** Exercise prompt **
Nothing may be left out or changed. Print every entry.

:::

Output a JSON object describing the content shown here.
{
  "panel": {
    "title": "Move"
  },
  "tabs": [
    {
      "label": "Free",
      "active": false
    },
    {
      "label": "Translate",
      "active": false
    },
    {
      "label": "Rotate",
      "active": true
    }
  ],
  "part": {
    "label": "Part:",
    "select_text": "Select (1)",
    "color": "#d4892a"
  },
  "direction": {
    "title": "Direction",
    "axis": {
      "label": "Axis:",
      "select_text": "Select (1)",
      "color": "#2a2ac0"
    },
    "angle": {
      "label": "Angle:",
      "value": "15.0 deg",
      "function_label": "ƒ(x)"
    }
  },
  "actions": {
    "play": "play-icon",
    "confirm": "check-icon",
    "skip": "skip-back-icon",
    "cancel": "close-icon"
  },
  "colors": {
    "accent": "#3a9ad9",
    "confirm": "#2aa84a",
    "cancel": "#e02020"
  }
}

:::

** Task solution **
Output a JSON object describing the content shown here.
{
  "panel": {
    "title": "Move"
  },
  "tabs": [
    {
      "label": "Free",
      "active": false
    },
    {
      "label": "Translate",
      "active": false
    },
    {
      "label": "Rotate",
      "active": true
    }
  ],
  "part": {
    "label": "Part:",
    "select_text": "Select (1)",
    "color": "#d4892a"
  },
  "direction": {
    "title": "Direction",
    "axis": {
      "label": "Axis:",
      "select_text": "Select (1)",
      "color": "#2a2ac0"
    },
    "angle": {
      "label": "Angle:",
      "value": "15.0 deg",
      "function_label": "ƒ(x)"
    }
  },
  "actions": {
    "play": "play-icon",
    "confirm": "check-icon",
    "skip": "skip-back-icon",
    "cancel": "close-icon"
  },
  "colors": {
    "accent": "#3a9ad9",
    "confirm": "#2aa84a",
    "cancel": "#e02020"
  }
}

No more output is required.